INFORMATION GIVEN
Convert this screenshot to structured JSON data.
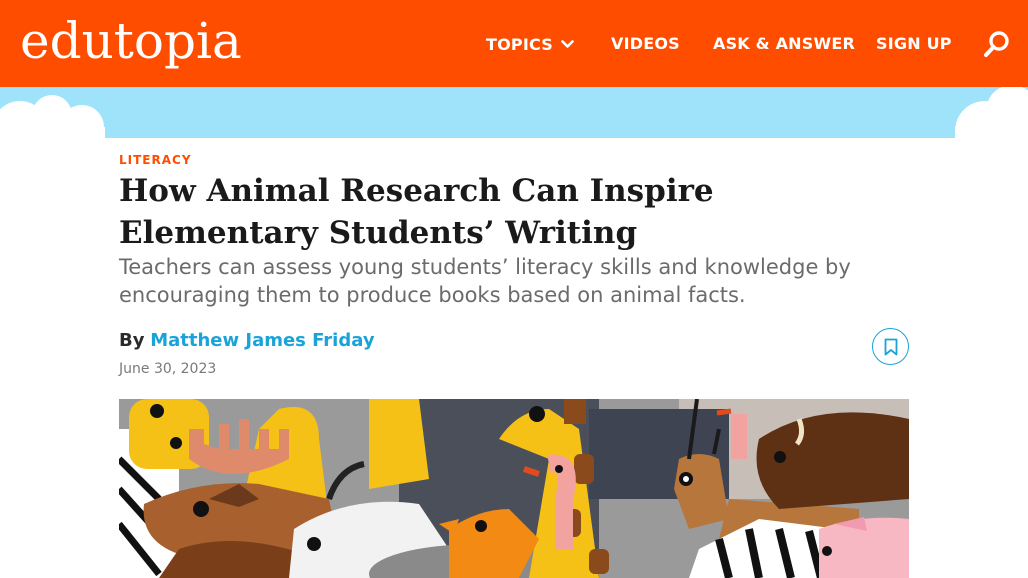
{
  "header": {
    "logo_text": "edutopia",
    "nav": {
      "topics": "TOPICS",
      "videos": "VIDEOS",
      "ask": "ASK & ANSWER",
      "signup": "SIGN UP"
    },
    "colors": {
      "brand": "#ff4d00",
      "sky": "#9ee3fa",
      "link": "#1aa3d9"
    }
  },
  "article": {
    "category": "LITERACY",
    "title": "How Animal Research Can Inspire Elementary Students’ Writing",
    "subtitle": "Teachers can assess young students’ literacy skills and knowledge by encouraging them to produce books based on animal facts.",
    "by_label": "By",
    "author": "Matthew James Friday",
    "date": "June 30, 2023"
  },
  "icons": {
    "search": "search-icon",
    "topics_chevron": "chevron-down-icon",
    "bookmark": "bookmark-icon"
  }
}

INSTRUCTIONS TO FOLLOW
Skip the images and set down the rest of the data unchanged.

ANSWER FOR THIS EXERCISE
Convert this screenshot to structured JSON data.
{
  "header": {
    "logo_text": "edutopia",
    "nav": {
      "topics": "TOPICS",
      "videos": "VIDEOS",
      "ask": "ASK & ANSWER",
      "signup": "SIGN UP"
    },
    "colors": {
      "brand": "#ff4d00",
      "sky": "#9ee3fa",
      "link": "#1aa3d9"
    }
  },
  "article": {
    "category": "LITERACY",
    "title": "How Animal Research Can Inspire Elementary Students’ Writing",
    "subtitle": "Teachers can assess young students’ literacy skills and knowledge by encouraging them to produce books based on animal facts.",
    "by_label": "By",
    "author": "Matthew James Friday",
    "date": "June 30, 2023"
  },
  "icons": {
    "search": "search-icon",
    "topics_chevron": "chevron-down-icon",
    "bookmark": "bookmark-icon"
  }
}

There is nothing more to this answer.